Here’s some more fun stuff gleaned from the book I’m reading.
One of the canonical reasons for poor judgement is known as availablity; i.e. we think and work using the tools that are easily at hand. If a tool is beyond reach we are far less likely to apply that tool. There are lot of examples. The folks that plan for floods, for example, rarely plan for floods other than those they have experienced. If your asked a mess of people to estimate how many words start with the letter r, like road, v.s. how many end with the letter r, like tour they will get the wrong answer, begins with, because your noodle is set up to recall words by their first rather than their last letter. I love the variant of that example; people will guess that abstract nouns, like love, hate, truth, are occur more commonly than concrete knowns, like door, street, bicycle. Apparently people have an easier time recalling abstract nouns v.s. concrete ones. Who knows why, possibly because the abstract nouns cover broad swaths of experiance.

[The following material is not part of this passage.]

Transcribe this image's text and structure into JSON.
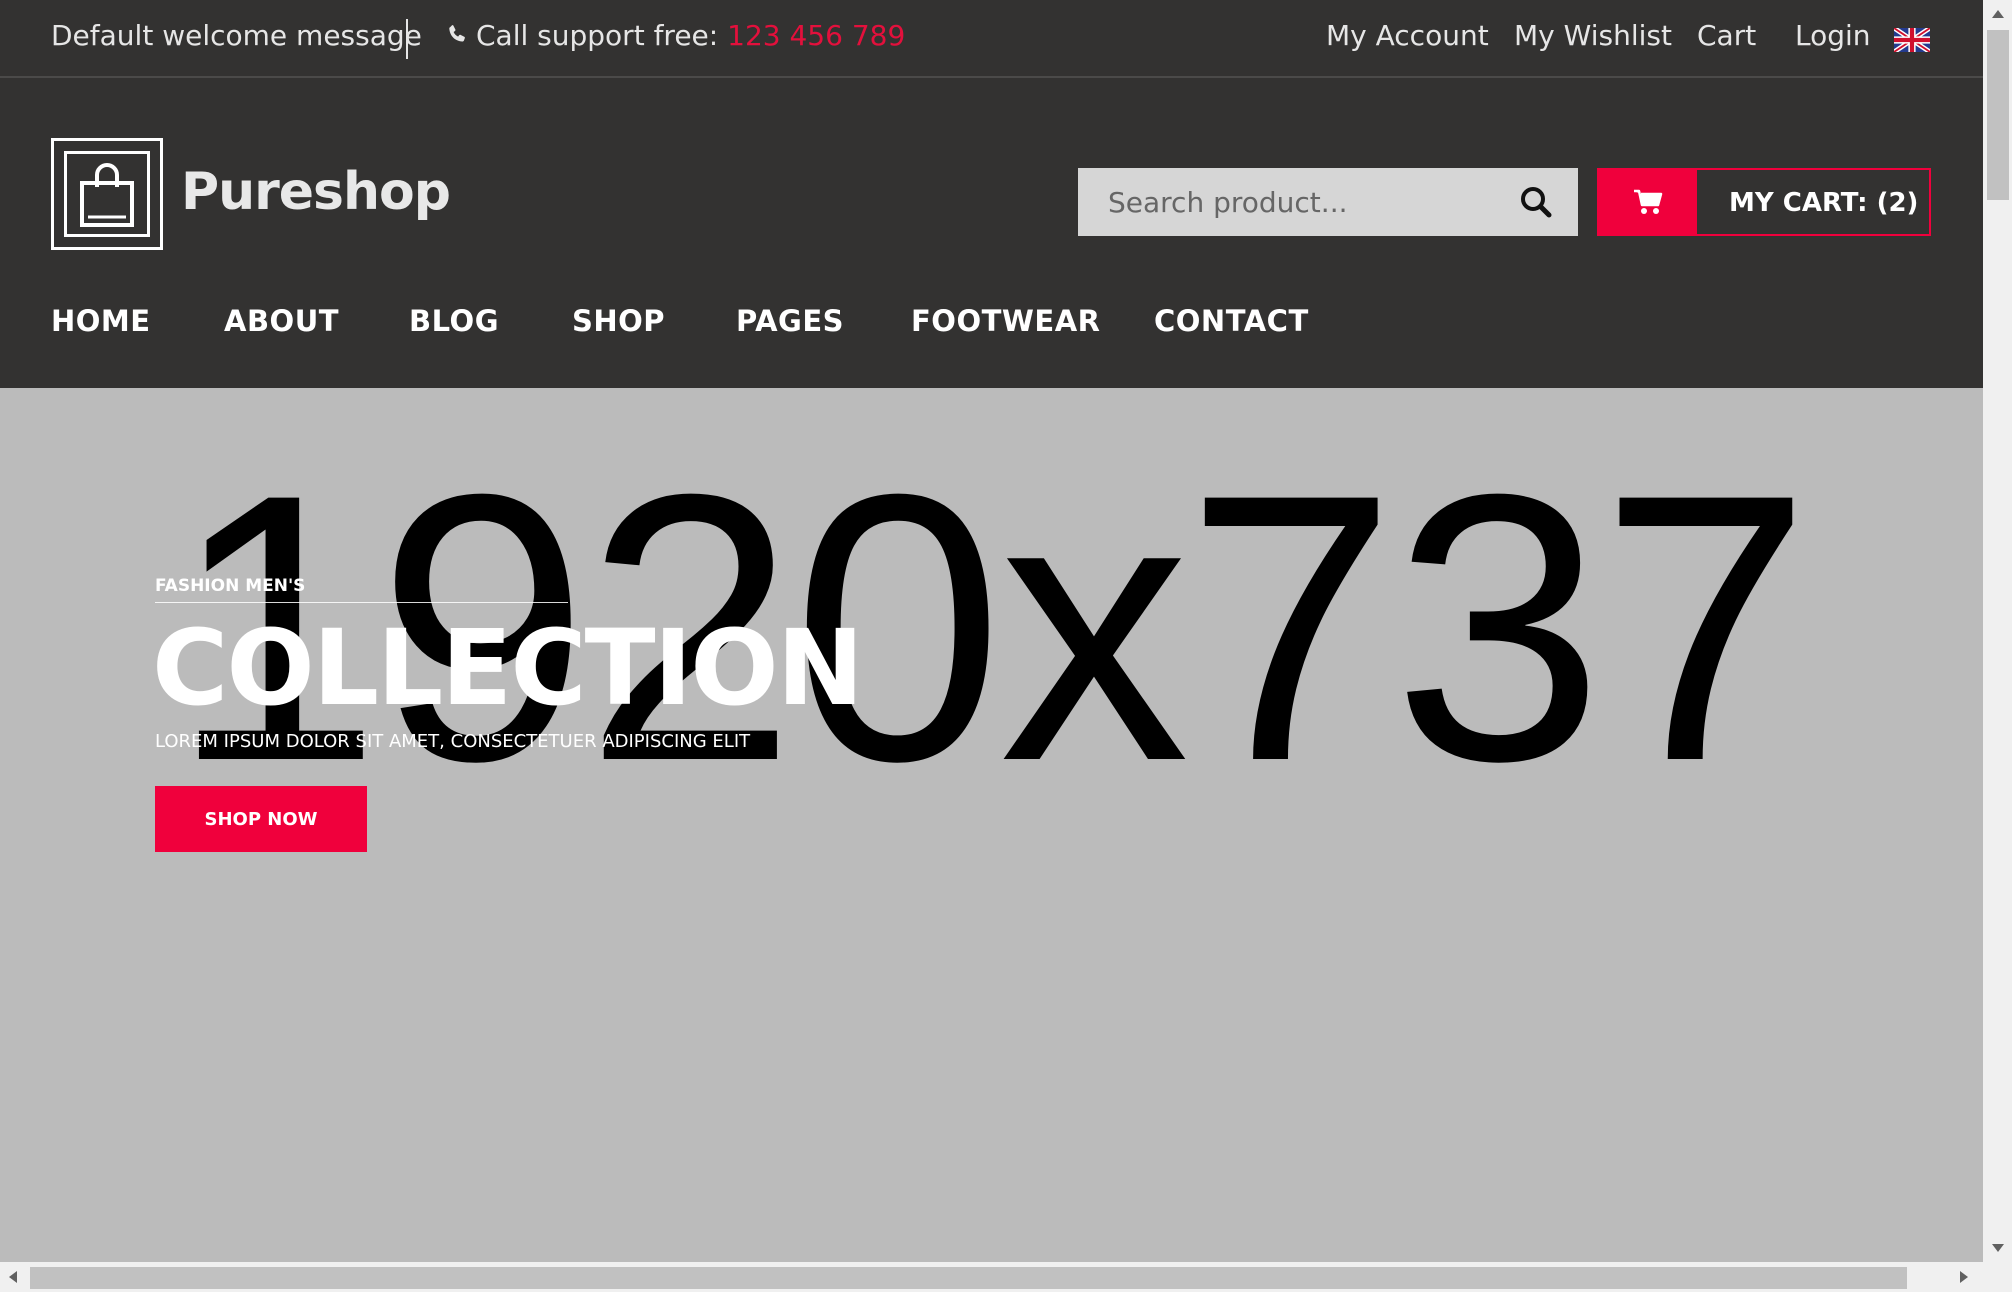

In reading about availablity, and the other insights outlined in this book, I find myself thinking about how they get mixed into the ways people market products, debate issues, manage planning, and even how you could create carnival games out of them. One reason a component manufature has to give way a huge number of free samples is to assure that his components are highly available at the moment when some random designer is reaching out to pick something up to solve his problem. That’s one reason Open Source works; it adopts a r-Strategy.

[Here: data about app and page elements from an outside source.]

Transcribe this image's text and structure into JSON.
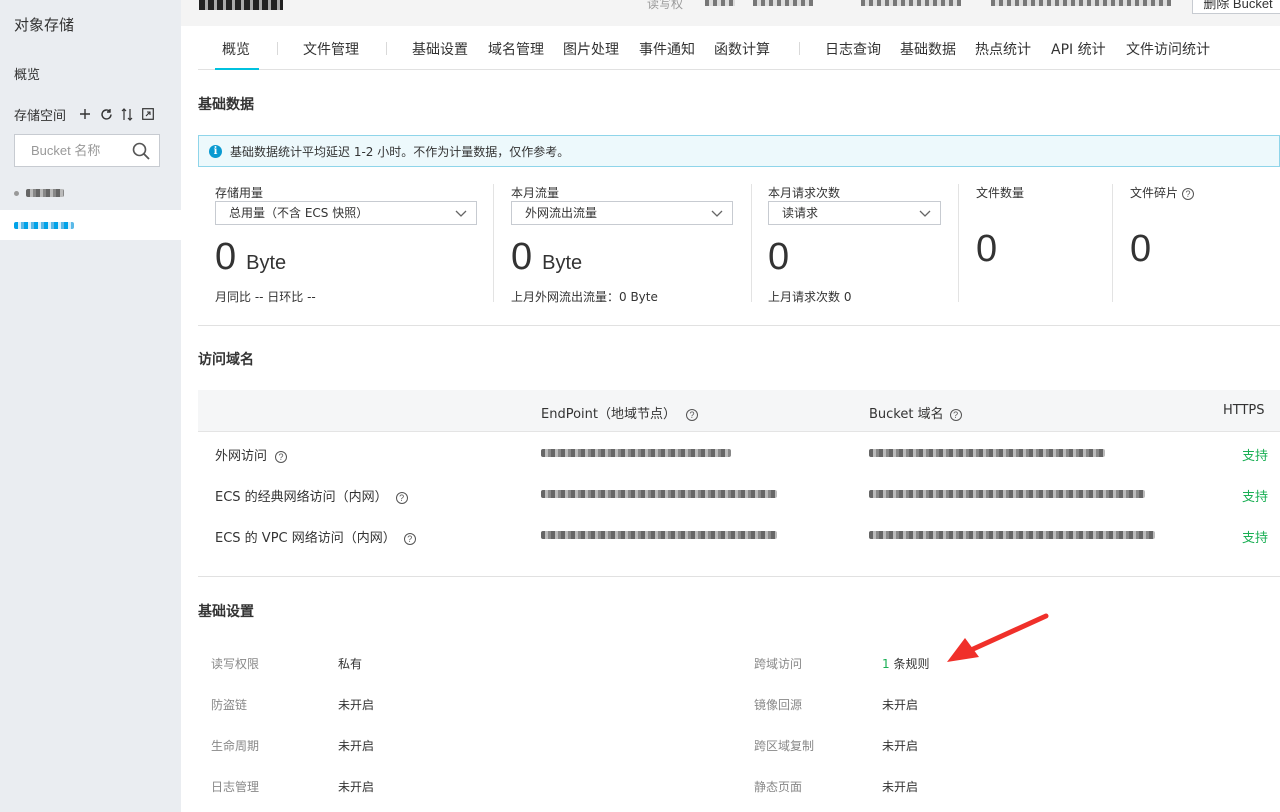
{
  "sidebar": {
    "title": "对象存储",
    "overview": "概览",
    "storage_space": "存储空间",
    "search_placeholder": "Bucket 名称",
    "icons": [
      "plus-icon",
      "refresh-icon",
      "sort-icon",
      "expand-icon",
      "search-icon"
    ]
  },
  "topbar": {
    "rw_label": "读写权",
    "delete_button": "删除 Bucket"
  },
  "tabs": [
    {
      "label": "概览",
      "active": true
    },
    {
      "label": "文件管理"
    },
    {
      "label": "基础设置"
    },
    {
      "label": "域名管理"
    },
    {
      "label": "图片处理"
    },
    {
      "label": "事件通知"
    },
    {
      "label": "函数计算"
    },
    {
      "label": "日志查询"
    },
    {
      "label": "基础数据"
    },
    {
      "label": "热点统计"
    },
    {
      "label": "API 统计"
    },
    {
      "label": "文件访问统计"
    }
  ],
  "basic_data": {
    "title": "基础数据",
    "notice": "基础数据统计平均延迟 1-2 小时。不作为计量数据，仅作参考。",
    "stats": [
      {
        "label": "存储用量",
        "select": "总用量（不含 ECS 快照）",
        "value": "0",
        "unit": "Byte",
        "sub": "月同比 --   日环比 --"
      },
      {
        "label": "本月流量",
        "select": "外网流出流量",
        "value": "0",
        "unit": "Byte",
        "sub": "上月外网流出流量：0 Byte"
      },
      {
        "label": "本月请求次数",
        "select": "读请求",
        "value": "0",
        "unit": "",
        "sub": "上月请求次数  0"
      },
      {
        "label": "文件数量",
        "value": "0"
      },
      {
        "label": "文件碎片",
        "value": "0"
      }
    ]
  },
  "access_domain": {
    "title": "访问域名",
    "headers": {
      "endpoint": "EndPoint（地域节点）",
      "bucket_domain": "Bucket 域名",
      "https": "HTTPS"
    },
    "rows": [
      {
        "name": "外网访问",
        "https": "支持"
      },
      {
        "name": "ECS 的经典网络访问（内网）",
        "https": "支持"
      },
      {
        "name": "ECS 的 VPC 网络访问（内网）",
        "https": "支持"
      }
    ]
  },
  "basic_settings": {
    "title": "基础设置",
    "left": [
      {
        "label": "读写权限",
        "value": "私有"
      },
      {
        "label": "防盗链",
        "value": "未开启"
      },
      {
        "label": "生命周期",
        "value": "未开启"
      },
      {
        "label": "日志管理",
        "value": "未开启"
      }
    ],
    "right": [
      {
        "label": "跨域访问",
        "count": "1",
        "value": "条规则"
      },
      {
        "label": "镜像回源",
        "value": "未开启"
      },
      {
        "label": "跨区域复制",
        "value": "未开启"
      },
      {
        "label": "静态页面",
        "value": "未开启"
      }
    ]
  },
  "colors": {
    "accent": "#00c1de",
    "green": "#1aaf54",
    "arrow": "#f0302a"
  }
}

This example of availably is particularly thought provoking. A reasonably standard formal way to estimate risk is to create a fault tree. You can view lots of examples at Google Images. The process of making a fault tree is lot like the process people use in making any plan. You attempt to collect all the contengencies and then sort out their likelyhood and dependencies. For example in thinking about why the car might not start you might include dead battery and left headlights on by mistake. Professional planning and fault tree work involves getting experts to help. You might do that by doing surveys and investigations of various car starting falures; or you might interview experts (say are mechanics) and have them help generate contengencies and probablities of those contengencies.
Because of availablity asking the experts does not work.
Say you have methodically assembled a large and nominally complete fault tree and because you doubt you’ve thought of everything you include a node for “other causes.” At that point your fault tree covers a 100 percent of the failure scenerios. You go to the experts and ask them to help by assigning 100 points (i.e. percentage chance) across the perimeter of the tree.
Why doesn’t that work?
It doesn’t work because studies show that you get radically different answers from the experts if you check their work by varying the fault tree you present. If you have a tree with 10 nodes and you collapse 2 or 3 into the “other causes” node the experts will then raise their estimates for all the remaining causes. Because the nodes you merged into “other causes” are no longer easilly available.
Of course what’s in that “other causes” node is the long tail of contengencies.
You imply there are more words that end in ‘r’ than begin with it, which actually matches my guess, based largely on the ‘er’ and ‘or’ suffixes. My /usr/dict/words agrees (2514 vs 3010), but surprisingly the Official Scrabble Players’ Dictionary (2nd edition, I think) disagrees: (7141 vs 6968). That may be due to the OSPD including plurals, roughly doubling the number of ‘^r’ nouns, but not increasing the number of ‘r$’ at all.